I found that this soap does not lather very much.  I personally prefer more lather.  It also takes a while for this soap to get hard.  It initially gets hard enough to un-molded, but it takes a while to get harder.


Anonymous said...

I love the fact that you used a pick in your soap making. It is amazing the ideas we come up with as a very special group.

I'll Pour said...

Thank you1

Amy Warden said...

What a fun soap!! I bet it smells amazing!! I'm really surprised that it turned that dark - I wonder if it has to do with the peels and rinds of the lemon & lime, or the annatto? Maybe it will lighten as it cures?

Debi Olsen said...

Your soap turned out fabulous! I love your creative combing technique. I'll have to put some of my unused combs to use now!

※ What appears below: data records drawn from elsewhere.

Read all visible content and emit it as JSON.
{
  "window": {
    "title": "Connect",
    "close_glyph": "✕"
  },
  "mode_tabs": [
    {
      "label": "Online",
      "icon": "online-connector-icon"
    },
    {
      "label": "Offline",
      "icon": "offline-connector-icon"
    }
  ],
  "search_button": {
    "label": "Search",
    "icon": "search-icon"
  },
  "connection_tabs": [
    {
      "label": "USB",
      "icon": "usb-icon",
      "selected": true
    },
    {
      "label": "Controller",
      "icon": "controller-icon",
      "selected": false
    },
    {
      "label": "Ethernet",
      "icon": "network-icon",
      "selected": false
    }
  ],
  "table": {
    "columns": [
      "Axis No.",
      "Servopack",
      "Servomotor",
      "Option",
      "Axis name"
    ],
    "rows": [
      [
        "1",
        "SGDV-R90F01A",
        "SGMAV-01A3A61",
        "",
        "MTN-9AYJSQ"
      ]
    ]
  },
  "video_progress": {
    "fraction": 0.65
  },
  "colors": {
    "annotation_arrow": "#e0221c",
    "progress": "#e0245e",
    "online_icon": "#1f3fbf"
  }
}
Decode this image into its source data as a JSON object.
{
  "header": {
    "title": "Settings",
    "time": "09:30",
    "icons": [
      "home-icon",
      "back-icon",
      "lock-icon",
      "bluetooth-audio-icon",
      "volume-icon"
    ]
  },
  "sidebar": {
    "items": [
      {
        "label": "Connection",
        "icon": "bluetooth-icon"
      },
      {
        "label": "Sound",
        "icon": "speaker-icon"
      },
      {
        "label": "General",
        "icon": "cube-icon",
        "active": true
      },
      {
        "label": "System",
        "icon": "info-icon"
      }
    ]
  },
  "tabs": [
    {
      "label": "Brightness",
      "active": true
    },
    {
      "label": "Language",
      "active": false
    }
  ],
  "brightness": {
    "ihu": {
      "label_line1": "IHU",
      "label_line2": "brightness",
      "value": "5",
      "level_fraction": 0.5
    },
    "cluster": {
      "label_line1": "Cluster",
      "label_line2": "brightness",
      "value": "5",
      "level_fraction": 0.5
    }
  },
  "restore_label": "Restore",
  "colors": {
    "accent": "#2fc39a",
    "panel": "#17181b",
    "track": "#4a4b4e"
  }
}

Debi Olsen said...
This comment has been removed by the author.
I'll Pour said...

Thank you. I think we have many tools around the house that would work for soap, we just have to think soap 24/7.

I'll Pour said...

Amy, I put very little annatto powder in it, but I usually infuse annatto in oil when I use it.

Lisa said...

Hi Dawn - I laughed when you said you made a big batch with a new fragrance and recipe - you sound like me!
I like that you blended up the whole lemon. It makes me want to try that!

Unknown said...

Interesting that you used the whole lemon. I saw a tutorial online doing that exact same thing and the soap never set up. I'm glad it did for you. I'm going through a phase where I'm using lots of citrus scents in my soaps, so I'm possitive I would love the way yours smels :-) Nice job!

I'll Pour said...

Anna and Lisa,

Yes, I used the whole lemon. It set up well initially, however it is not a real hard bar of soap. I think it needs to cure longer than most soaps. It does not produce high lather either.